The preserved trees can on occasion have a branchless length in excess of one hundred feet, the canopy having long since decayed. These colossal examples hint at the extraordinary grandeur and density of these prehistoric high forests.
Since there is such a limited supply of the wood—with Bog Oak essentially being the very early stages of fossilization—prices for this type of wood are very high.
Extraction of natural bog oak from nature is extremely difficult. Because the wood has changed structure over numerous decades or even millennia, it is some 15-20% denser than raw oak, and thus sinks to the bottom and is often found buried under flowing river beds or is discovered by farmers tilling fertile soil.
Technological know-how for extracting Bog Oak from riverbed sources and safely transporting it through remote muddy bog conditions adds to its expense and rarity. After all, Bog Oak needs to be found, which means much time is spent during thorough inspection of the deep depths of a considerable underwater area, usually in unpredictable conditions.
Then it is vital to create all necessary conditions on the river bank for the safe lifting of the multi-ton extraction, strictly observing requirements of safety precautions and ecological norms. Often it is even necessary to prepare access roads and a stable industrial platform.
Radiocarbon dating of Bog Oak can reveal specimens over 6500 years old. These appear completely black but are not yet petrified, and can be carved, though with difficulty.

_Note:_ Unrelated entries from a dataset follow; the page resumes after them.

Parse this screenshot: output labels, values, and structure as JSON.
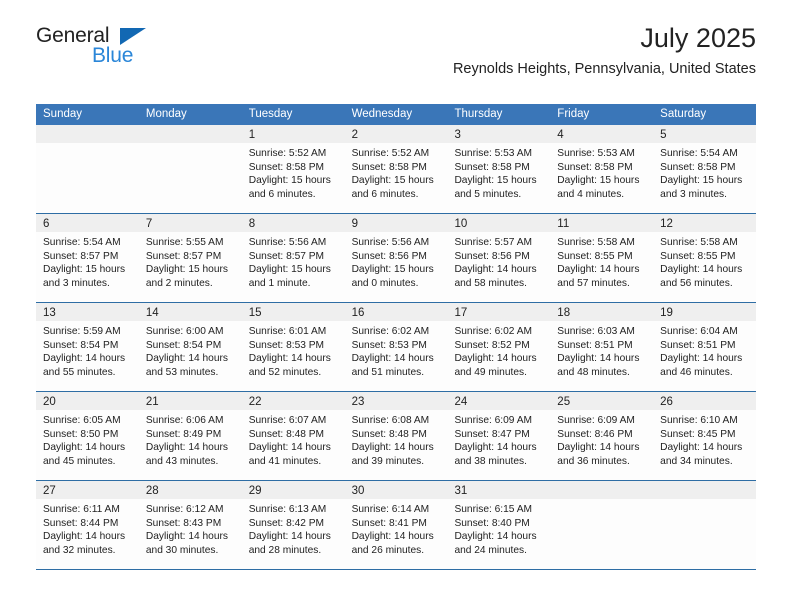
{
  "brand": {
    "name_part1": "General",
    "name_part2": "Blue",
    "triangle_color": "#1268b3",
    "blue_color": "#2a86d8"
  },
  "header": {
    "title": "July 2025",
    "subtitle": "Reynolds Heights, Pennsylvania, United States"
  },
  "theme": {
    "header_blue": "#3a76b8",
    "rule_blue": "#2e6da4",
    "daynum_band": "#efefef",
    "cell_background": "#fdfdfd",
    "text": "#222222"
  },
  "weekdays": [
    "Sunday",
    "Monday",
    "Tuesday",
    "Wednesday",
    "Thursday",
    "Friday",
    "Saturday"
  ],
  "weeks": [
    [
      {
        "day": "",
        "sunrise": "",
        "sunset": "",
        "daylight_line1": "",
        "daylight_line2": ""
      },
      {
        "day": "",
        "sunrise": "",
        "sunset": "",
        "daylight_line1": "",
        "daylight_line2": ""
      },
      {
        "day": "1",
        "sunrise": "Sunrise: 5:52 AM",
        "sunset": "Sunset: 8:58 PM",
        "daylight_line1": "Daylight: 15 hours",
        "daylight_line2": "and 6 minutes."
      },
      {
        "day": "2",
        "sunrise": "Sunrise: 5:52 AM",
        "sunset": "Sunset: 8:58 PM",
        "daylight_line1": "Daylight: 15 hours",
        "daylight_line2": "and 6 minutes."
      },
      {
        "day": "3",
        "sunrise": "Sunrise: 5:53 AM",
        "sunset": "Sunset: 8:58 PM",
        "daylight_line1": "Daylight: 15 hours",
        "daylight_line2": "and 5 minutes."
      },
      {
        "day": "4",
        "sunrise": "Sunrise: 5:53 AM",
        "sunset": "Sunset: 8:58 PM",
        "daylight_line1": "Daylight: 15 hours",
        "daylight_line2": "and 4 minutes."
      },
      {
        "day": "5",
        "sunrise": "Sunrise: 5:54 AM",
        "sunset": "Sunset: 8:58 PM",
        "daylight_line1": "Daylight: 15 hours",
        "daylight_line2": "and 3 minutes."
      }
    ],
    [
      {
        "day": "6",
        "sunrise": "Sunrise: 5:54 AM",
        "sunset": "Sunset: 8:57 PM",
        "daylight_line1": "Daylight: 15 hours",
        "daylight_line2": "and 3 minutes."
      },
      {
        "day": "7",
        "sunrise": "Sunrise: 5:55 AM",
        "sunset": "Sunset: 8:57 PM",
        "daylight_line1": "Daylight: 15 hours",
        "daylight_line2": "and 2 minutes."
      },
      {
        "day": "8",
        "sunrise": "Sunrise: 5:56 AM",
        "sunset": "Sunset: 8:57 PM",
        "daylight_line1": "Daylight: 15 hours",
        "daylight_line2": "and 1 minute."
      },
      {
        "day": "9",
        "sunrise": "Sunrise: 5:56 AM",
        "sunset": "Sunset: 8:56 PM",
        "daylight_line1": "Daylight: 15 hours",
        "daylight_line2": "and 0 minutes."
      },
      {
        "day": "10",
        "sunrise": "Sunrise: 5:57 AM",
        "sunset": "Sunset: 8:56 PM",
        "daylight_line1": "Daylight: 14 hours",
        "daylight_line2": "and 58 minutes."
      },
      {
        "day": "11",
        "sunrise": "Sunrise: 5:58 AM",
        "sunset": "Sunset: 8:55 PM",
        "daylight_line1": "Daylight: 14 hours",
        "daylight_line2": "and 57 minutes."
      },
      {
        "day": "12",
        "sunrise": "Sunrise: 5:58 AM",
        "sunset": "Sunset: 8:55 PM",
        "daylight_line1": "Daylight: 14 hours",
        "daylight_line2": "and 56 minutes."
      }
    ],
    [
      {
        "day": "13",
        "sunrise": "Sunrise: 5:59 AM",
        "sunset": "Sunset: 8:54 PM",
        "daylight_line1": "Daylight: 14 hours",
        "daylight_line2": "and 55 minutes."
      },
      {
        "day": "14",
        "sunrise": "Sunrise: 6:00 AM",
        "sunset": "Sunset: 8:54 PM",
        "daylight_line1": "Daylight: 14 hours",
        "daylight_line2": "and 53 minutes."
      },
      {
        "day": "15",
        "sunrise": "Sunrise: 6:01 AM",
        "sunset": "Sunset: 8:53 PM",
        "daylight_line1": "Daylight: 14 hours",
        "daylight_line2": "and 52 minutes."
      },
      {
        "day": "16",
        "sunrise": "Sunrise: 6:02 AM",
        "sunset": "Sunset: 8:53 PM",
        "daylight_line1": "Daylight: 14 hours",
        "daylight_line2": "and 51 minutes."
      },
      {
        "day": "17",
        "sunrise": "Sunrise: 6:02 AM",
        "sunset": "Sunset: 8:52 PM",
        "daylight_line1": "Daylight: 14 hours",
        "daylight_line2": "and 49 minutes."
      },
      {
        "day": "18",
        "sunrise": "Sunrise: 6:03 AM",
        "sunset": "Sunset: 8:51 PM",
        "daylight_line1": "Daylight: 14 hours",
        "daylight_line2": "and 48 minutes."
      },
      {
        "day": "19",
        "sunrise": "Sunrise: 6:04 AM",
        "sunset": "Sunset: 8:51 PM",
        "daylight_line1": "Daylight: 14 hours",
        "daylight_line2": "and 46 minutes."
      }
    ],
    [
      {
        "day": "20",
        "sunrise": "Sunrise: 6:05 AM",
        "sunset": "Sunset: 8:50 PM",
        "daylight_line1": "Daylight: 14 hours",
        "daylight_line2": "and 45 minutes."
      },
      {
        "day": "21",
        "sunrise": "Sunrise: 6:06 AM",
        "sunset": "Sunset: 8:49 PM",
        "daylight_line1": "Daylight: 14 hours",
        "daylight_line2": "and 43 minutes."
      },
      {
        "day": "22",
        "sunrise": "Sunrise: 6:07 AM",
        "sunset": "Sunset: 8:48 PM",
        "daylight_line1": "Daylight: 14 hours",
        "daylight_line2": "and 41 minutes."
      },
      {
        "day": "23",
        "sunrise": "Sunrise: 6:08 AM",
        "sunset": "Sunset: 8:48 PM",
        "daylight_line1": "Daylight: 14 hours",
        "daylight_line2": "and 39 minutes."
      },
      {
        "day": "24",
        "sunrise": "Sunrise: 6:09 AM",
        "sunset": "Sunset: 8:47 PM",
        "daylight_line1": "Daylight: 14 hours",
        "daylight_line2": "and 38 minutes."
      },
      {
        "day": "25",
        "sunrise": "Sunrise: 6:09 AM",
        "sunset": "Sunset: 8:46 PM",
        "daylight_line1": "Daylight: 14 hours",
        "daylight_line2": "and 36 minutes."
      },
      {
        "day": "26",
        "sunrise": "Sunrise: 6:10 AM",
        "sunset": "Sunset: 8:45 PM",
        "daylight_line1": "Daylight: 14 hours",
        "daylight_line2": "and 34 minutes."
      }
    ],
    [
      {
        "day": "27",
        "sunrise": "Sunrise: 6:11 AM",
        "sunset": "Sunset: 8:44 PM",
        "daylight_line1": "Daylight: 14 hours",
        "daylight_line2": "and 32 minutes."
      },
      {
        "day": "28",
        "sunrise": "Sunrise: 6:12 AM",
        "sunset": "Sunset: 8:43 PM",
        "daylight_line1": "Daylight: 14 hours",
        "daylight_line2": "and 30 minutes."
      },
      {
        "day": "29",
        "sunrise": "Sunrise: 6:13 AM",
        "sunset": "Sunset: 8:42 PM",
        "daylight_line1": "Daylight: 14 hours",
        "daylight_line2": "and 28 minutes."
      },
      {
        "day": "30",
        "sunrise": "Sunrise: 6:14 AM",
        "sunset": "Sunset: 8:41 PM",
        "daylight_line1": "Daylight: 14 hours",
        "daylight_line2": "and 26 minutes."
      },
      {
        "day": "31",
        "sunrise": "Sunrise: 6:15 AM",
        "sunset": "Sunset: 8:40 PM",
        "daylight_line1": "Daylight: 14 hours",
        "daylight_line2": "and 24 minutes."
      },
      {
        "day": "",
        "sunrise": "",
        "sunset": "",
        "daylight_line1": "",
        "daylight_line2": ""
      },
      {
        "day": "",
        "sunrise": "",
        "sunset": "",
        "daylight_line1": "",
        "daylight_line2": ""
      }
    ]
  ]
}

Some of the wood has very striking varying color, fading from black on the outer annual rings to dark brown at the heart. The flames can be richer in appearance than raw wood flames. Smokey, rich, and deep color tones combine into an historical artifact of natural beauty.
USB Firewall Key to be made of Bog Walnut!
Using Bog Oak or Bog Walnut is made viable through a patented industrialized process developed here in Lithuania. The process has no relation to other dyeing processes which use ammonia or other chemicals and heat. In this case, it is the exact same process which happens naturally over thousands of years under the earth, but in controlled conditions where much more usable wood results in a predictable fashion. The process is protected by patent and materials have recently been presented to LessLoss for trial.
We have plans, right after the New Year, to begin milling the blocks pictured below. The black is not only on the surface. It goes all the way through the block and should make for extremely beautiful enclosures, each looking unique.
The one with more ornate and deep color has a tiny amount of oil applied. Such beauty to behold! And how it feels in the hand, just noble!
These are just telephone snapshots. Later we plan to make nicer pictures, but already you can see the potential of this rich material.
Many beautiful items are made from Bog Oak.
Very special knives...
Some of the most ornate pipes in the world are made from Bog Oak...
And stately forms.
Probably, much commentary is not required below. Maybe I'll choose to refrain from using bold letters here.
Gorgeous fountain pens, too.
Hand made musical instruments such as electric guitars and drums.
We'll let you know how it goes. We're excited by the prospect of using Bog Wood as the enclosure material for the USB Firewall Key. This will all begin after New Year's. We'll make the pre-order announcement when we have our first pictured prototype.
Here is a picture which inspires us as a design reference. If you look at it one way, you see hardwood. If you look at it another way, you see marble. But any way you look at it, you see elegance and attention to detail. Something that reflects its functionality, and, hopefully, something about its noble purpose of use.
Happy Holidays to all! See you in 2016!
Sincerely and with joy,
Louis Motek | LessLoss.com